By staff writer
Miami’s growing reputation as a startup hub is no secret. The Miami/Fort Lauderdale/Pompano Beach region was ranked number one on the Kauffman Foundation’s 2017 Index of Startup Activity among 40 metropolitan areas. Furthermore, the city garnered a wealth of publicity when it was considered as a host for Amazon’s HQ2 site last year.
“I’m very happy with how the startup market in Miami has been evolving,” said Olivier Grinda, founder and CEO of local startup Home61, a digital real estate brokerage company, when he recently sat down with the Invest: Miami team. “The market now represents the first generation of startups — i.e., those like us that came here in 2015-2017. Thanks to the work of local investors who decided to take a chance on the city back then, businesses such as ours were given the platform to grow and recruit employees.”
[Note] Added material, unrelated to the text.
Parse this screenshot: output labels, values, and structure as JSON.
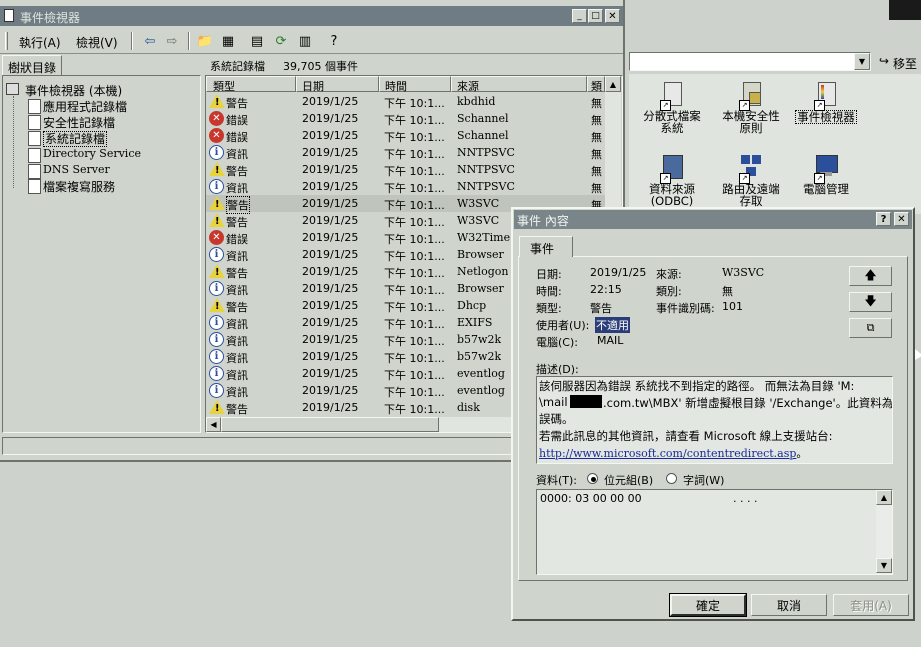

Thanks to decisions made over the last decade by local organizations and co-working spaces such as the Knight Foundation, Refresh Miami, LAB Miami and Pipeline, among others, the city was provided a foundation on which to grow its tech sector. However, there are other factors driving the city’s appeal for those looking to found or invest in startups.
When Invest: spoke with Richard Lavina, co-founder and CEO of Miami-based startup Taxfyle — which has been the number one tax-time app in the App Store for the past three years — he pointed to the city’s relatively low cost of living as a key asset for startup activity.
“$1 million doesn’t go as far in Silicon Valley as it does here in Miami,” Lavina explained. “Cost of living is cheaper, so people hired to come here can experience a better quality of life for lower pay.”
The low cost of living, favorable tax laws, weather and geographic location all work to ensure the city’s long-term appeal for startups, thus giving way for an upcoming “second generation” of startups over the next decade, which, according to Grinda, will further stabilize the local startup market and allow for continued growth.
“The city, which was once generally considered to be nothing more than a vacation destination, will grow into an intricate and diverse business center,” Grinda stated.
Given the city’s penchant for innovation and the velocity at which its tech sector has flourished, surely we can look forward to this second generation being just as robust and groundbreaking as the first. For more information on our interviewees and the local startups they founded, visit https://www.home61.com/real-estate and https://taxfyle.com/.